From a swivel chair in the basement of the astronomy department at the University of California, Berkeley, he’s directing the world’s largest functioning telescope, on Hawaii’s 14,000-foot Mauna Kea volcano. Dr. Marcy’s remote-controlled system of interconnected computers, screens, and a real-time audiovideo connection shows him what the telescope is “seeing” – and it’s not the twinkling light of a distant star. Rather, the screens fill with the spectrum of colors that starlight produces. To the untrained eye, it’s no more than a blotch of 1960s psychedelia.
Marcy is a planet hunter, a kind of Indiana Jones of the astronomy world – supposing Jones had been armed with millions of dollars’ worth of stargazing technology instead of a whip and searched galaxies rather than jungles.
An astronomy professor at UC Berkeley, clad tonight in a Hawaiian shirt in homage to the telescope’s homeland, he has the rare privilege of 10 consecutive nights on the Keck, during which he’s searching for planets beyond our solar system.
His days are long: five to seven hours of daily preparation, during which he comes up with a “script” of which stars he and his “ace” postdoctoral fellow, Andrew Howard, will look at that night; on top of that, there’s the routine calibration and testing of the scope – and all of this takes place well before nightfall in Hawaii.
As for the viewing, Marcy and Dr. Howard will work from about 10:30 p.m. to 7:30 a.m., sometimes with relief from a student who comes in at 4 a.m. This isn’t Marcy’s first time on the Keck – he’s spent more than 250 days on the telescope over the course of his career – but to have 10 days at a stretch is extraordinary, a privilege based partly on Marcy’s reputation and partly on a broader excitement about planet hunting.
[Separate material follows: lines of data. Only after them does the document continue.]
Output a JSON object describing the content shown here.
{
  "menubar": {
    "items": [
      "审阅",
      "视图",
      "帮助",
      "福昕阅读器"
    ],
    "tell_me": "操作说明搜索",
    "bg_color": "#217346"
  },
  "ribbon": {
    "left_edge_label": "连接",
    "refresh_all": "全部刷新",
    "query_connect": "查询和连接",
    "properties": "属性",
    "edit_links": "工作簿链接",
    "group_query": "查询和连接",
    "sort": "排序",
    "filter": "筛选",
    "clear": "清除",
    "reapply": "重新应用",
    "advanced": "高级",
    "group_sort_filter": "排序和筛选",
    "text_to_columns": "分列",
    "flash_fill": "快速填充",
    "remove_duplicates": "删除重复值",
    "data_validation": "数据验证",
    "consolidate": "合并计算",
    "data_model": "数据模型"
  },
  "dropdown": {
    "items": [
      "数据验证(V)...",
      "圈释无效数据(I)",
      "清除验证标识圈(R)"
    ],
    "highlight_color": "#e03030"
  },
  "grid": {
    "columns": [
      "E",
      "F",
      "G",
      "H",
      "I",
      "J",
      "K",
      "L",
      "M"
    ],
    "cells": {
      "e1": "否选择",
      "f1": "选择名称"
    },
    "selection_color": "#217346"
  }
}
Marcy has been searching for these “extrasolar planets” longer than just about anyone else in the field, and his success has been, well, astronomical. He and his team have found nearly 150 planets so far – more than any other astronomer.
“Geoff is one of the pioneers,” says Alan Boss, an astronomer with the Carnegie Institution in Washington, D.C. “Fifteen years ago, there were just a dozen planet hunters. Today, there are hundreds.” What Marcy and a few others touched off was something Dr. Boss calls “The New Space Race” – the race to find a planet like Earth.
Marcy began searching for extrasolar planets in 1983, a choice that was actually born of failure. He was halfway through a two-year fellowship, toiling on a subject having nothing to do with planets, when a prominent Harvard astronomer wrote that his work was all wrong. Marcy was devastated.
“I felt like my career was over before it had even begun,” he says. “So I decided that before I quietly went off to teach for the rest of my life, I would spend the second year of the fellowship doing what I really wanted to do.”
His dream was to find a planet like Earth – a finding that “would supersede the discovery of fire.” But no one had done it before; no one thought it was possible; and no one was seriously looking, because the technology was entirely inadequate. Planet hunting, recalls Marcy, was considered astronomy’s “lunatic fringe.”